Look through the listing below for the string "title". Show each line where it occurs.

======

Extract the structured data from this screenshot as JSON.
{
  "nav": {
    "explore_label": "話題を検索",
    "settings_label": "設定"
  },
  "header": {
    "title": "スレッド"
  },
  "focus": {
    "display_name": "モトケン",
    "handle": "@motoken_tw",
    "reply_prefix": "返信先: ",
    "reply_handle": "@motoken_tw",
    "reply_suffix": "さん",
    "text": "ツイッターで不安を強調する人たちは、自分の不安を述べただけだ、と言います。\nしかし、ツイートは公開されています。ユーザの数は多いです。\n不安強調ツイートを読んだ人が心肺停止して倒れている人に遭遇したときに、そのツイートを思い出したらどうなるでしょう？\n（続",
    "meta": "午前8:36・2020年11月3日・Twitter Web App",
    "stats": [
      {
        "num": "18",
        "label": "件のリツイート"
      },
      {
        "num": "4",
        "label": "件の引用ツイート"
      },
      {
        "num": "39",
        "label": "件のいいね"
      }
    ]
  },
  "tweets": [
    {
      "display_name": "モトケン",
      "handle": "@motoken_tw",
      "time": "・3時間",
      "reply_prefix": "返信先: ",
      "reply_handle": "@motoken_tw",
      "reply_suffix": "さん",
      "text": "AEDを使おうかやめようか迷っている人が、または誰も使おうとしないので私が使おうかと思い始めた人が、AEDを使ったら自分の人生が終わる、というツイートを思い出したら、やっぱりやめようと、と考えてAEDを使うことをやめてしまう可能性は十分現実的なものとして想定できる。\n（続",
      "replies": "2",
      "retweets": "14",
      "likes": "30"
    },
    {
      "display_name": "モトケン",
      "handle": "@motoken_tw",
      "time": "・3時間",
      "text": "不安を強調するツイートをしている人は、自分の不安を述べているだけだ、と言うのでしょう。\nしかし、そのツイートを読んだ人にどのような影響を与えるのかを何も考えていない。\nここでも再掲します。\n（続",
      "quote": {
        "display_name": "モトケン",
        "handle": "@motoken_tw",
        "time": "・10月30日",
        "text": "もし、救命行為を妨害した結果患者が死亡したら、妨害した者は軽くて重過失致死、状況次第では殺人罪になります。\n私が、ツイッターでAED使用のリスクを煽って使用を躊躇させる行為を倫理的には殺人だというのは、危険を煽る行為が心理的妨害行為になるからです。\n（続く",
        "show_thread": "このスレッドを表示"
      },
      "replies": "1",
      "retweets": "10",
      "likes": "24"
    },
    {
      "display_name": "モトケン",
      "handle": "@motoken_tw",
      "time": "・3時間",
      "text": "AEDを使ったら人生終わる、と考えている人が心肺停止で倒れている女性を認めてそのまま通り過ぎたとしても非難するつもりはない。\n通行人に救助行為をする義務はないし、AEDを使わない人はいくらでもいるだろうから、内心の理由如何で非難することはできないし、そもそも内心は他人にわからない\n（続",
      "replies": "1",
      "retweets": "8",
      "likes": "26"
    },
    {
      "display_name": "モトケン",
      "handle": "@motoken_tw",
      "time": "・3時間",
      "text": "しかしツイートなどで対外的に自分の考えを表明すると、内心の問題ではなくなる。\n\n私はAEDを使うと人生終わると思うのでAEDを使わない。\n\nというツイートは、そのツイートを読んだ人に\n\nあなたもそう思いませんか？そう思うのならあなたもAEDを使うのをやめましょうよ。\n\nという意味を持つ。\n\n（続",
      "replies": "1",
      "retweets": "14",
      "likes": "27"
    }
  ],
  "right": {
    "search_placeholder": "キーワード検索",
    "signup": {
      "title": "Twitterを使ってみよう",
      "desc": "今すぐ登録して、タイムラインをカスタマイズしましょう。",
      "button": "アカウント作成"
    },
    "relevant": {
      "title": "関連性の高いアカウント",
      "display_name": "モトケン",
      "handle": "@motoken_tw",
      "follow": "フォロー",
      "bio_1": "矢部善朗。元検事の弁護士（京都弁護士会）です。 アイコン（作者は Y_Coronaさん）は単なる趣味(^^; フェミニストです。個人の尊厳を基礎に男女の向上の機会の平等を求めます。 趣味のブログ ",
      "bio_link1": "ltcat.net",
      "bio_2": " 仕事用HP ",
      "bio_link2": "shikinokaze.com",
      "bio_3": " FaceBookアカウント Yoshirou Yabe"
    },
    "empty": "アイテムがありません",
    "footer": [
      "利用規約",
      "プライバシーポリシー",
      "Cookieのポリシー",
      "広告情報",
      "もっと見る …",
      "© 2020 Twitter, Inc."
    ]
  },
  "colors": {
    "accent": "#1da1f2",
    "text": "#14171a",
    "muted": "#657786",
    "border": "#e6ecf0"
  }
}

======

Exercise response
    "title": "スレッド"
      "title": "Twitterを使ってみよう",
      "title": "関連性の高いアカウント",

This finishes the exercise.